-- Opening Marker --

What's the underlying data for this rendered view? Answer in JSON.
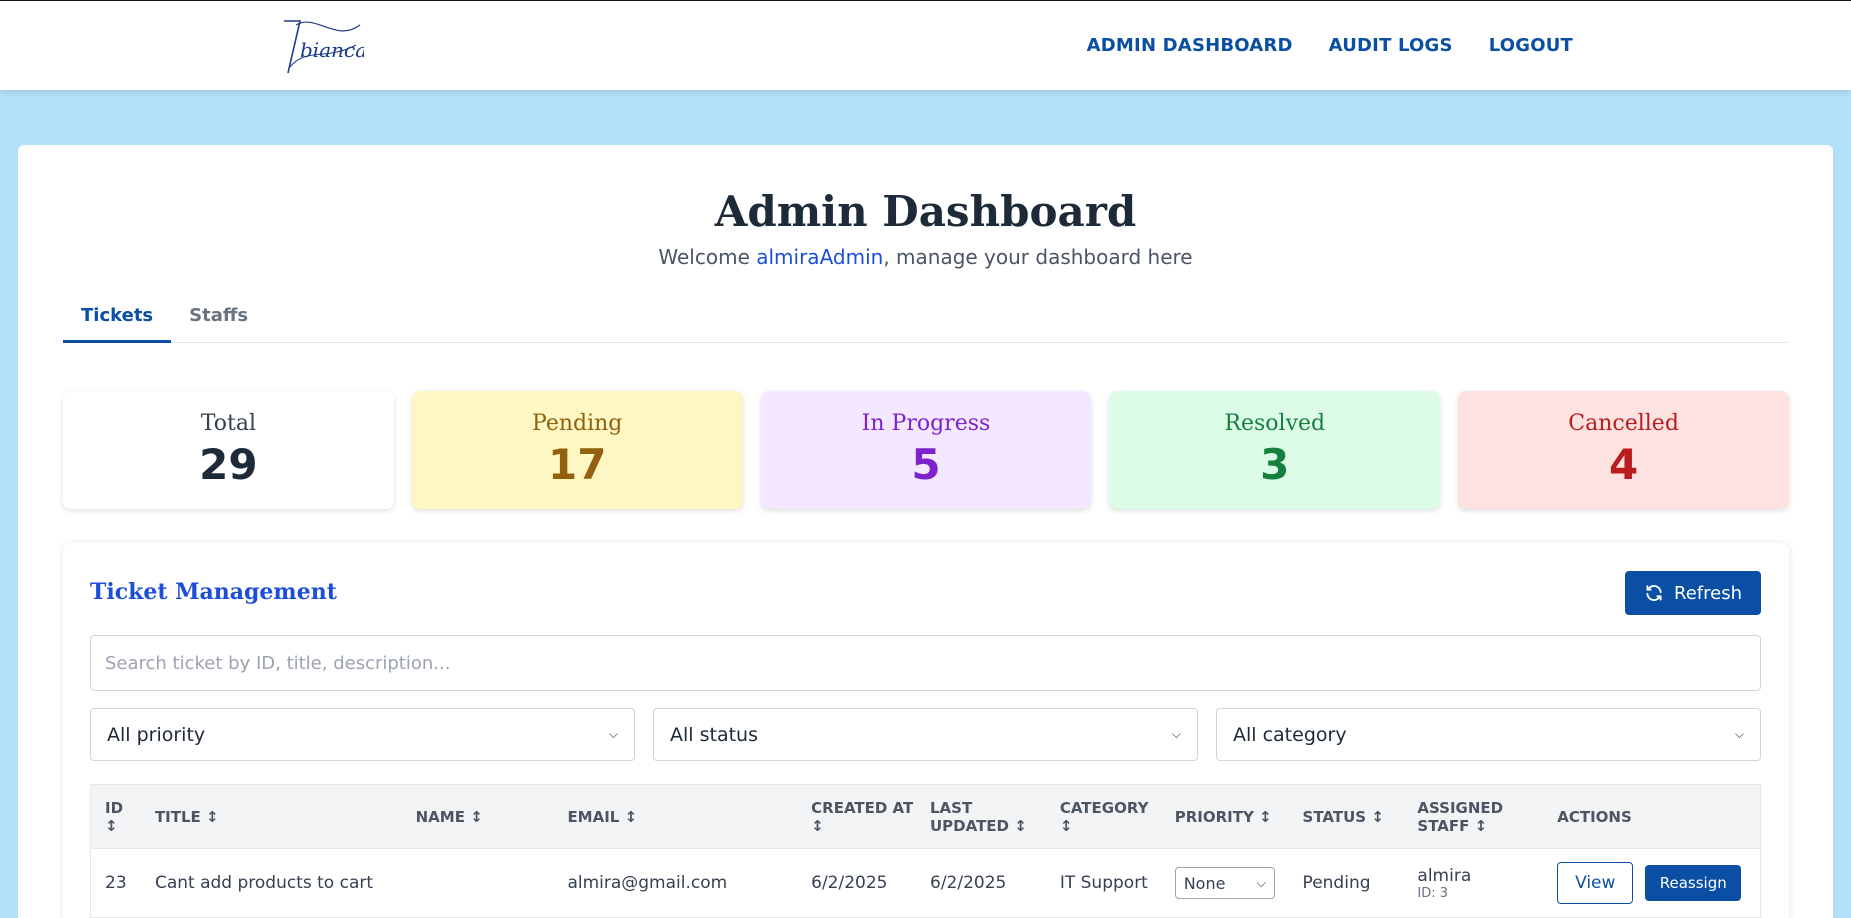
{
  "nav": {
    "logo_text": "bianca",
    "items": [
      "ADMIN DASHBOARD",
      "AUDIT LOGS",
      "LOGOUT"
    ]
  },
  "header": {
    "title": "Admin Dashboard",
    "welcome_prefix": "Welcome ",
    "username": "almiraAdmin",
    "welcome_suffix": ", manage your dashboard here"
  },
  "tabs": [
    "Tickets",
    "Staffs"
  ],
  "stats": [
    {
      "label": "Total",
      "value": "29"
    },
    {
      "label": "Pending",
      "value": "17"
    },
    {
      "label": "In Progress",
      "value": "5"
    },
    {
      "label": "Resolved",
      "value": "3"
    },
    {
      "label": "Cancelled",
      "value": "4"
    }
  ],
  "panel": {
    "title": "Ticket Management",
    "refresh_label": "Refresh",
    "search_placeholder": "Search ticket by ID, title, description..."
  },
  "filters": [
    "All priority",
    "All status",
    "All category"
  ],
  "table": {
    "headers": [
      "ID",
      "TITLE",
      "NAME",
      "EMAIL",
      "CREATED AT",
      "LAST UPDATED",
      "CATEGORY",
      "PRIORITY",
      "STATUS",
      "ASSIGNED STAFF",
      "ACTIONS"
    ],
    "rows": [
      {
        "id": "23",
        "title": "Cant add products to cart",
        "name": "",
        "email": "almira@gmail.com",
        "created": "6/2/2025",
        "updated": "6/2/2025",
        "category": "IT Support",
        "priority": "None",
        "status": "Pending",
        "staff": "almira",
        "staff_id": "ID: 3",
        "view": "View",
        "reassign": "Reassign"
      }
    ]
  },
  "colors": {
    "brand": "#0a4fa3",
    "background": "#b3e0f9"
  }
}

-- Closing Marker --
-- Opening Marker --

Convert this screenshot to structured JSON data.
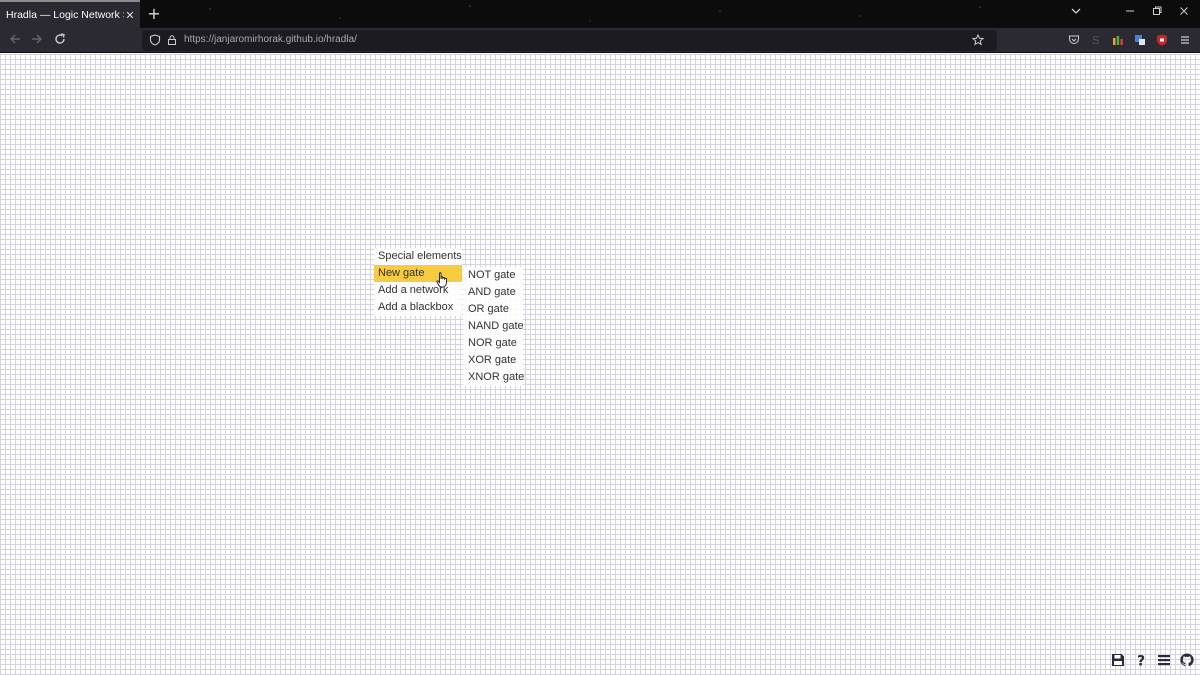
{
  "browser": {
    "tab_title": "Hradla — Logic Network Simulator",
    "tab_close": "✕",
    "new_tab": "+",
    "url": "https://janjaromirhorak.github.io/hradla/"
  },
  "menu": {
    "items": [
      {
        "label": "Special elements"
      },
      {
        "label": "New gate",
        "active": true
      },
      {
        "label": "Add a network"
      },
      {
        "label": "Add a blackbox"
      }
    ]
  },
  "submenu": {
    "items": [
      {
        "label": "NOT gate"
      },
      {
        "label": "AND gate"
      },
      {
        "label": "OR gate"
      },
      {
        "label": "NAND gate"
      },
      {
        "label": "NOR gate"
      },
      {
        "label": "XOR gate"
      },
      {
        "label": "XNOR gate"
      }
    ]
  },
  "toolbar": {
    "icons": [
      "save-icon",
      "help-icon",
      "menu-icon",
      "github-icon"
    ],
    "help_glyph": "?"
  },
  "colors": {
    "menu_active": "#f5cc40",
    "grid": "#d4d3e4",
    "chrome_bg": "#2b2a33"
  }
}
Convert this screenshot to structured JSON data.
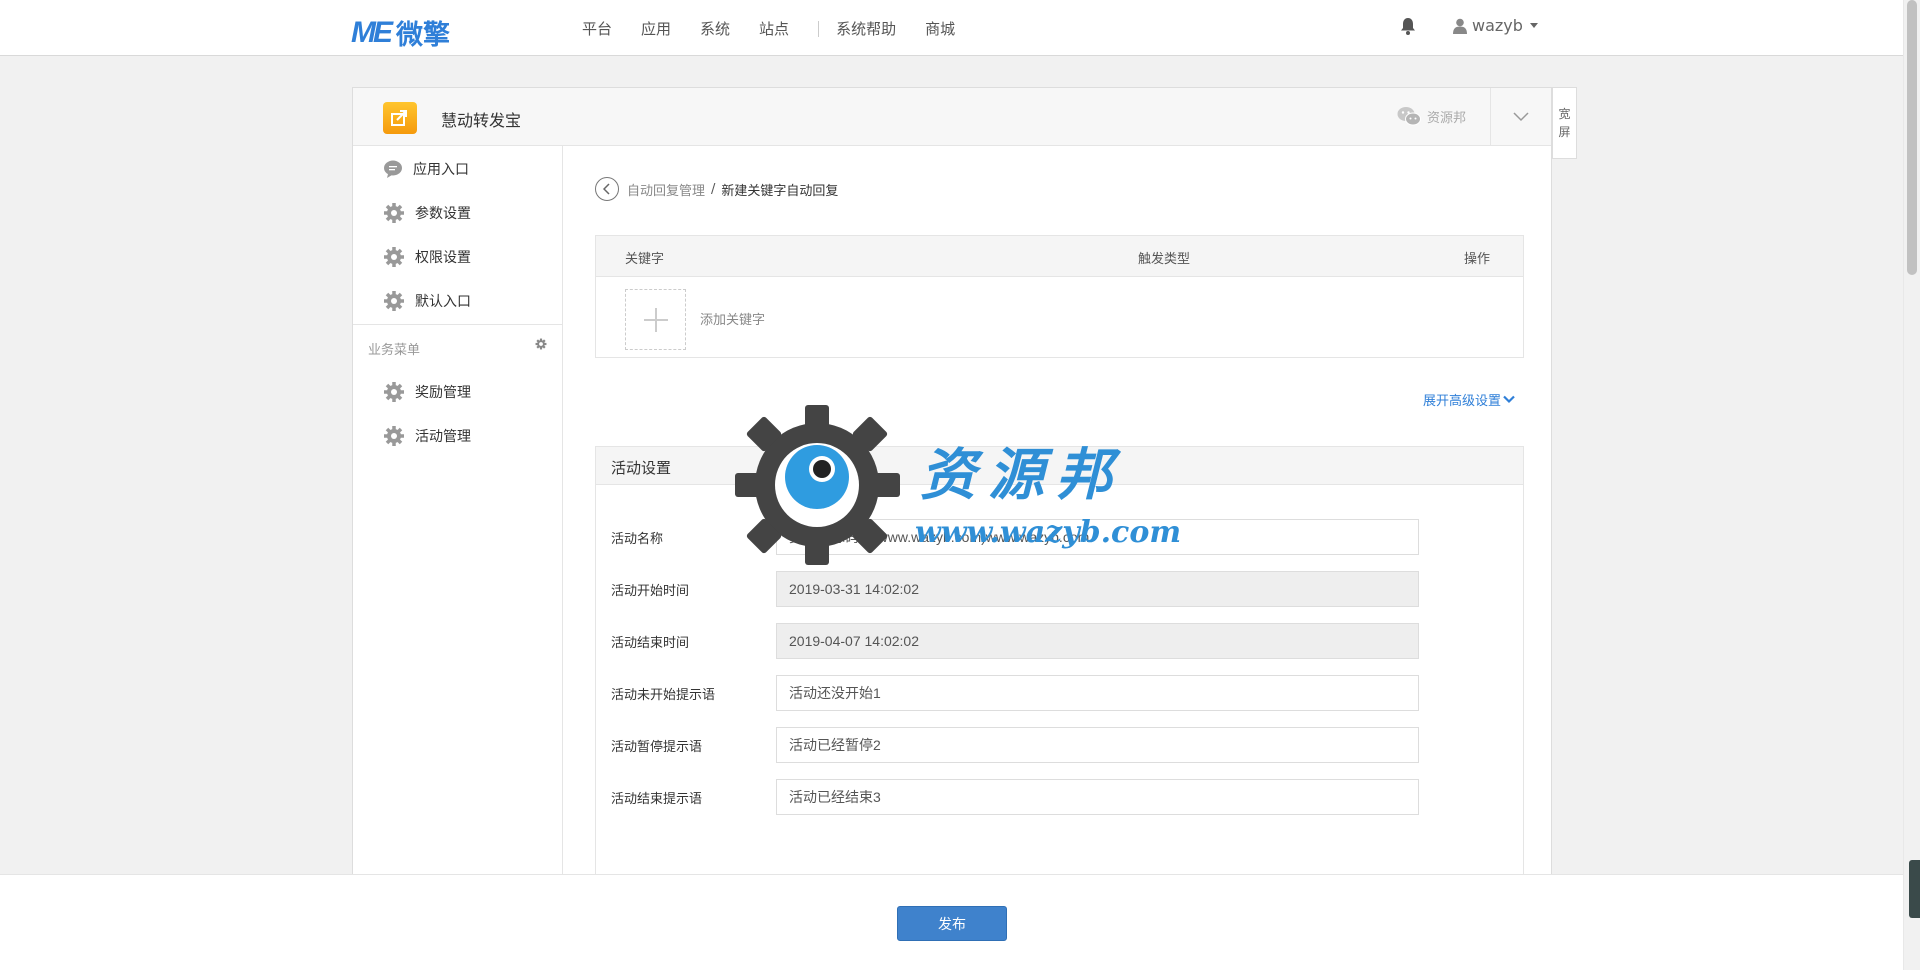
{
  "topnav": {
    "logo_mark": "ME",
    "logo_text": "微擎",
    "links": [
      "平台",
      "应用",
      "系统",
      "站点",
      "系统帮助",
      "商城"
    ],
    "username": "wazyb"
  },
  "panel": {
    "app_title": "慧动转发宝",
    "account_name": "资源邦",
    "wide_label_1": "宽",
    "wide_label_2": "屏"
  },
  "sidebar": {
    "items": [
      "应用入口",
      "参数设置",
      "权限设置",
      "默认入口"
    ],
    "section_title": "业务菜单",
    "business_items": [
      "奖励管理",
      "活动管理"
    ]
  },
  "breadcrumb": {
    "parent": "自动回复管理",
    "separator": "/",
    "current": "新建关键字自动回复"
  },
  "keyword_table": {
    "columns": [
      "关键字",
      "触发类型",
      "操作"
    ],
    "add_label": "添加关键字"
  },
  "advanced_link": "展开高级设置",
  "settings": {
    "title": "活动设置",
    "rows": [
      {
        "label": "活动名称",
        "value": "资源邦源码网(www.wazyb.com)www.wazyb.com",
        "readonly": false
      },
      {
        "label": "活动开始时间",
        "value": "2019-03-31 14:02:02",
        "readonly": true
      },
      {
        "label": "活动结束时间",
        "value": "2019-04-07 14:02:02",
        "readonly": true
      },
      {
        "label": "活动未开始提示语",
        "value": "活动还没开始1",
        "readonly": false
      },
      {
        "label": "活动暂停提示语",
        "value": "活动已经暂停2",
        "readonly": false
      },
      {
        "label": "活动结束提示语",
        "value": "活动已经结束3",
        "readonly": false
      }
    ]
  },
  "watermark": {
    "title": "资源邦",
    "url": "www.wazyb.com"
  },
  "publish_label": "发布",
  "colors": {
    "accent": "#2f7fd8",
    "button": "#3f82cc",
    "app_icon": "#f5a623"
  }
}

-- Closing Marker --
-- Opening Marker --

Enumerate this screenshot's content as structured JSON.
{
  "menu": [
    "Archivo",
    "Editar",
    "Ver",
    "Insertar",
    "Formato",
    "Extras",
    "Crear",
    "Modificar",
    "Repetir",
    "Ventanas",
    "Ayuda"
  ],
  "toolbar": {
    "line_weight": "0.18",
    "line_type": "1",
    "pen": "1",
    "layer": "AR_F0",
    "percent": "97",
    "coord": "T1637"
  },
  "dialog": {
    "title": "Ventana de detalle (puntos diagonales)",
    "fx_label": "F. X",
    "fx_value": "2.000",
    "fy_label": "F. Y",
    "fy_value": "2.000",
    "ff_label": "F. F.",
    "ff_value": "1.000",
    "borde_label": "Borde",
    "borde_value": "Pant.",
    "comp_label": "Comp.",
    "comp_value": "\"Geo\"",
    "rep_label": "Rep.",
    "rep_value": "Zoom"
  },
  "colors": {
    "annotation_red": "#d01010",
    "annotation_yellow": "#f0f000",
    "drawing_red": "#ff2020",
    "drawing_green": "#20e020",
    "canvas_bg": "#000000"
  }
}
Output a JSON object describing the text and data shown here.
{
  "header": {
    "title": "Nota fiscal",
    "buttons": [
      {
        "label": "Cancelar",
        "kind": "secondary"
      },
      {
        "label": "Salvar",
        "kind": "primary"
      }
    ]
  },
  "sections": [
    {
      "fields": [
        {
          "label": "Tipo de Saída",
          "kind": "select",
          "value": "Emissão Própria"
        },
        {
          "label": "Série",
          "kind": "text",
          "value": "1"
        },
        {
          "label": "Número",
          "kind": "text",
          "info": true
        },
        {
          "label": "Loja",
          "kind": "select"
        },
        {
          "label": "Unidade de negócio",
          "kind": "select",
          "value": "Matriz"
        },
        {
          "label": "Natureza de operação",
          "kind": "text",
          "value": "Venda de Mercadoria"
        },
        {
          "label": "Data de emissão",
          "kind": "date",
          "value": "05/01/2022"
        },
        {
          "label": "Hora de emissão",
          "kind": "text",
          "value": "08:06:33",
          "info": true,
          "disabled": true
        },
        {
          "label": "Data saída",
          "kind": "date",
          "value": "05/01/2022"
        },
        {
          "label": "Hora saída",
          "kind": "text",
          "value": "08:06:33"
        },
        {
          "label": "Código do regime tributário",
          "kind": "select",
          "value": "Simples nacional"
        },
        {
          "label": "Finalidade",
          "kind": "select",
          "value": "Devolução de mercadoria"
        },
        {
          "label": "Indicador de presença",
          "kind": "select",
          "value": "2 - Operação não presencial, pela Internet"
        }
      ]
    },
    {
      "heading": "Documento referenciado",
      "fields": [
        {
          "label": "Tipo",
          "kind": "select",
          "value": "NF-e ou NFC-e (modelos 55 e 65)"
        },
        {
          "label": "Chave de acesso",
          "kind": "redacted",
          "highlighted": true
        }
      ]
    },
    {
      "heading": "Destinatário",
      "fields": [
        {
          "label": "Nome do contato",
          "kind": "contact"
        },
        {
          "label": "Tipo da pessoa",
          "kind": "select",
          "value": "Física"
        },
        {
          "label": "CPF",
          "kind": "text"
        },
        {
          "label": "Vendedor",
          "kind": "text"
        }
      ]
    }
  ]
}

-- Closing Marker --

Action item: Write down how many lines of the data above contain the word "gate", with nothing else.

Answer to the problem: 8